Critics say the move may increase US companies' strangle-hold on the country's economy.
“It seems that none of the companies in the Middle East will be able to bid in these conditions,” Bahraini telecommunications company Batelco said in an interview with Reuters.
In a document posted on the Coalition Provisional Authority’s Web site, bidders are informed that if they are more than five percent owned by the state, they won't be eligible for Thursday’s tender of three Iraq cell phone licences in Amman, Jordan.
Germany and France shunned
The new restriction also knocks out German and French flagship companies Deutsche Telekom and France Telecom. France and Germany were the most vociferous anti-war critics.
Both countries also vetoed a UN vote on war with Iraq, making the invasion illegal under international law.
Deutsche Telekom is 42.8 percent owned by the German government while the French government owns 30.2 percent of France Telecom.
The licences will initially have a life span of two years though the contracts are expected “to be continued” or extended by any new Iraqi government, the website said.

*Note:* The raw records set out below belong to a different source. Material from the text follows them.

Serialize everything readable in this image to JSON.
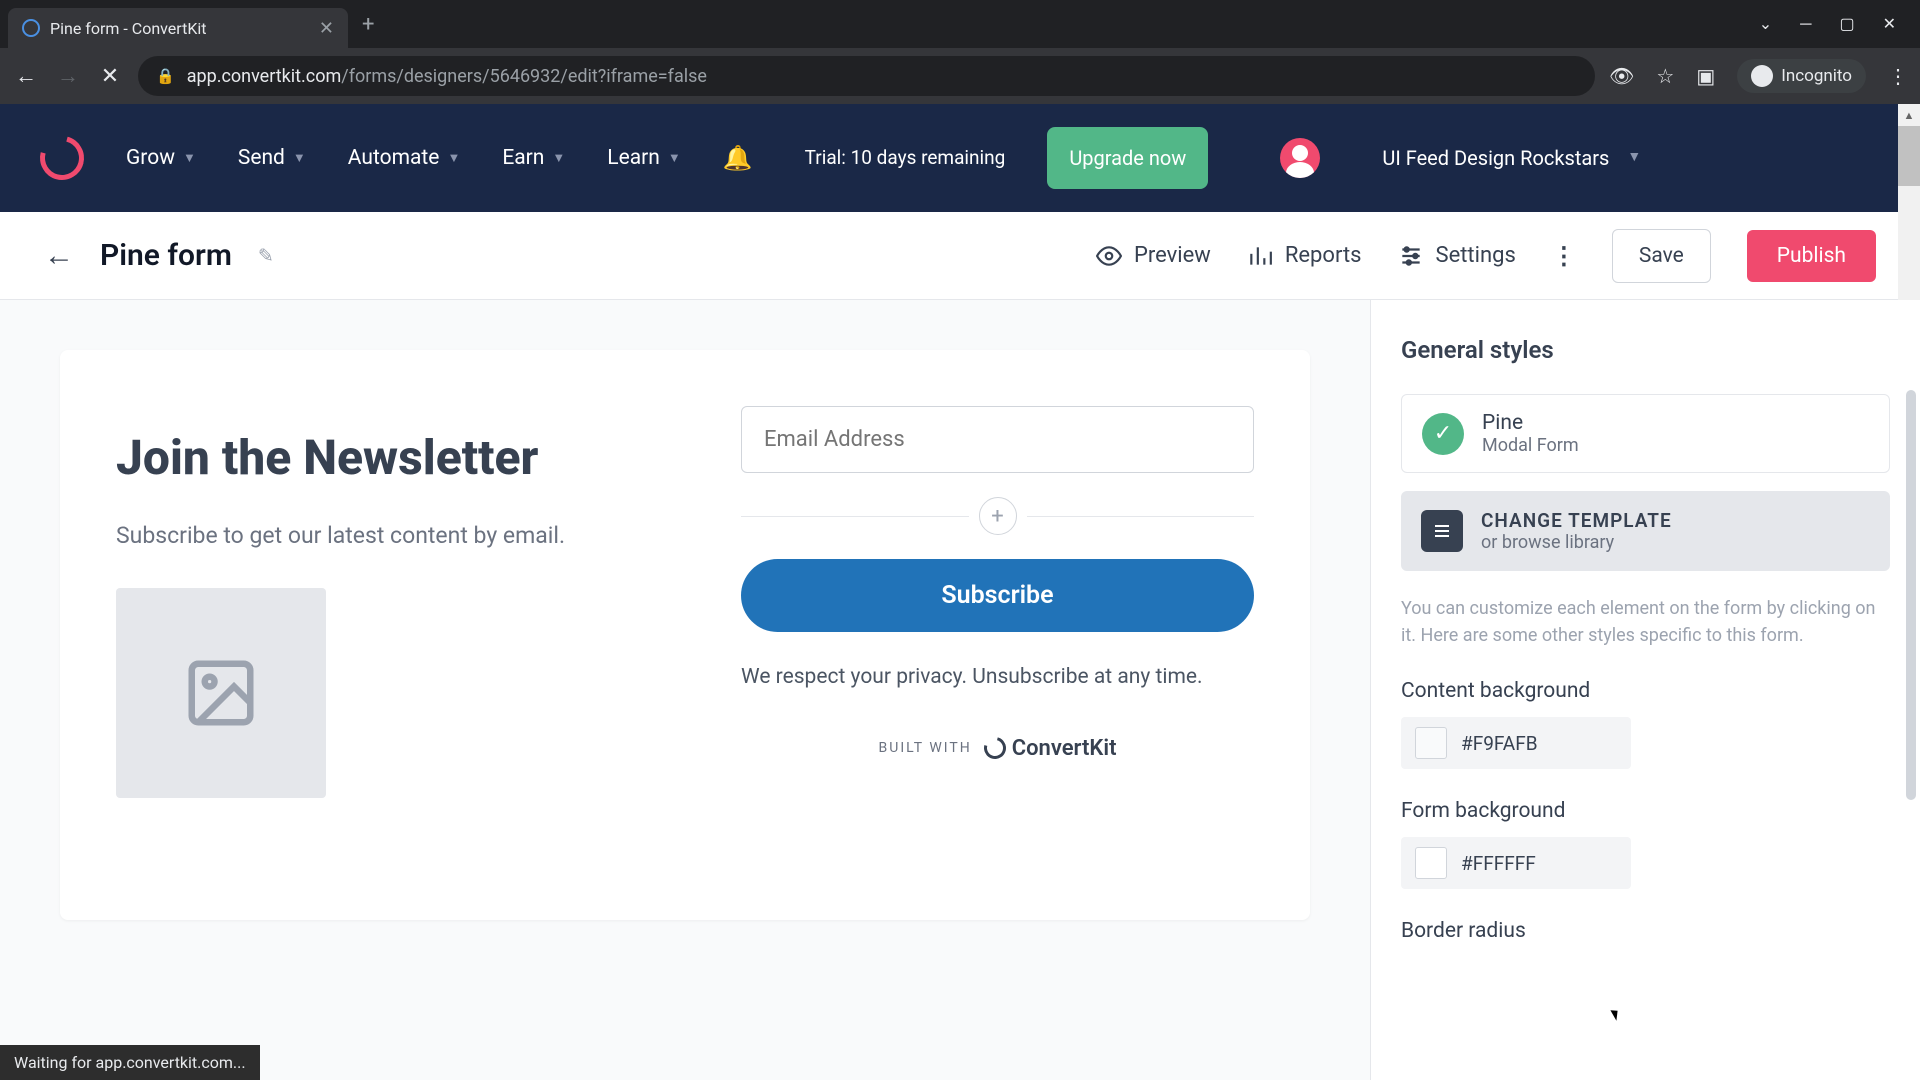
{
  "browser": {
    "tab_title": "Pine form - ConvertKit",
    "url_domain": "app.convertkit.com",
    "url_path": "/forms/designers/5646932/edit?iframe=false",
    "incognito": "Incognito",
    "status": "Waiting for app.convertkit.com..."
  },
  "topnav": {
    "items": [
      "Grow",
      "Send",
      "Automate",
      "Earn",
      "Learn"
    ],
    "trial": "Trial: 10 days remaining",
    "upgrade": "Upgrade now",
    "account": "UI Feed Design Rockstars"
  },
  "subnav": {
    "form_name": "Pine form",
    "preview": "Preview",
    "reports": "Reports",
    "settings": "Settings",
    "save": "Save",
    "publish": "Publish"
  },
  "form": {
    "title": "Join the Newsletter",
    "subtitle": "Subscribe to get our latest content by email.",
    "email_placeholder": "Email Address",
    "subscribe": "Subscribe",
    "privacy": "We respect your privacy. Unsubscribe at any time.",
    "built_with": "BUILT WITH",
    "brand": "ConvertKit"
  },
  "panel": {
    "title": "General styles",
    "template_name": "Pine",
    "template_type": "Modal Form",
    "change_template": "CHANGE TEMPLATE",
    "browse": "or browse library",
    "help": "You can customize each element on the form by clicking on it. Here are some other styles specific to this form.",
    "content_bg_label": "Content background",
    "content_bg_value": "#F9FAFB",
    "form_bg_label": "Form background",
    "form_bg_value": "#FFFFFF",
    "border_radius_label": "Border radius"
  }
}
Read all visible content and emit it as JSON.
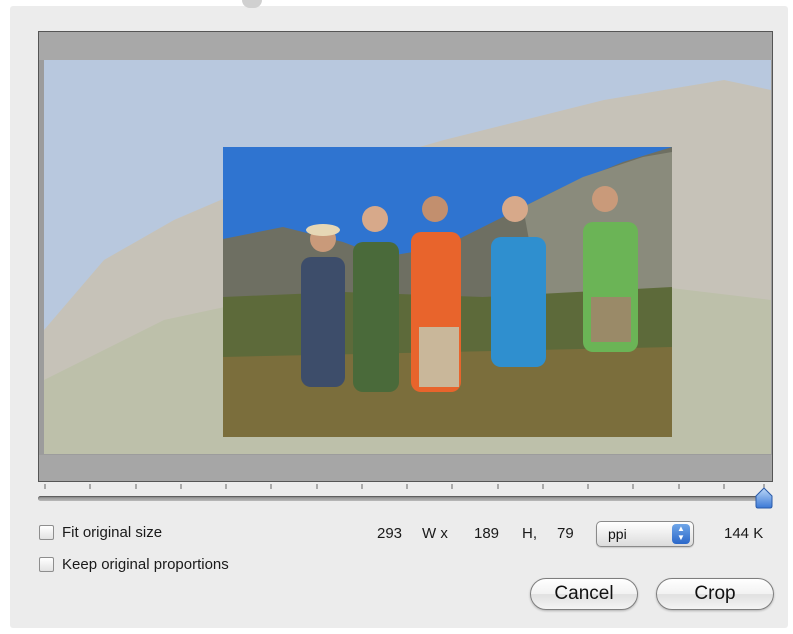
{
  "options": {
    "fit_original_size_label": "Fit original size",
    "fit_original_size_checked": false,
    "keep_proportions_label": "Keep original proportions",
    "keep_proportions_checked": false
  },
  "dimensions": {
    "width_value": "293",
    "width_unit": "W x",
    "height_value": "189",
    "height_unit": "H,",
    "resolution_value": "79",
    "resolution_unit": "ppi",
    "file_size": "144 K"
  },
  "slider": {
    "level": 1.0
  },
  "buttons": {
    "cancel_label": "Cancel",
    "crop_label": "Crop"
  },
  "colors": {
    "accent": "#3a78d6",
    "dialog_bg": "#ececec"
  }
}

There will be three licenses awarded for mobile phone networks that will cover, separately, northern, central and southern Iraq. Applicants are required to bid for at least two regional licenses
The new restriction also applies to Batelco, a Bahrain-based company, which invested $5 million on a start-up network that brought cell phones to life in Iraq for the first time.
The company shut down its network last week after pressure from US authorities. Mobile phones were banned under Saddam Hussein’s government.
The CPA is not currently enforcing Iraqi law restricting foreign firms from operating in the country.
Also, “it is expected that the CPA will formally suspend certain laws in the near future to aid Iraq’s economic recovery,” the CPA said on their website, boosting the hopes of foreign competitors that the virgin market will be biddable.
The US authorities, who until earlier this month, banned any non-US company from winning reconstruction contracts in Iraq, are under increasing pressure to be more transparent.
Bankrupt telecommunications company Worldcomm Inc., going under the name of MCI, was the company chosen to supply US forces with a wireless network in Iraq. The service is barred to Iraqis, Reuters said.
Worldcomm was charged with fraud after it inflated reported revenue by some $9 billion. The company agreed to pay penalties of $500 million for its actions, the largest fine ever levied by the US Securities and Exchange Commission.
The new licence holders will serve more than 16 million people living in major cities including Baghdad, Basra, Kerbala and Arbil.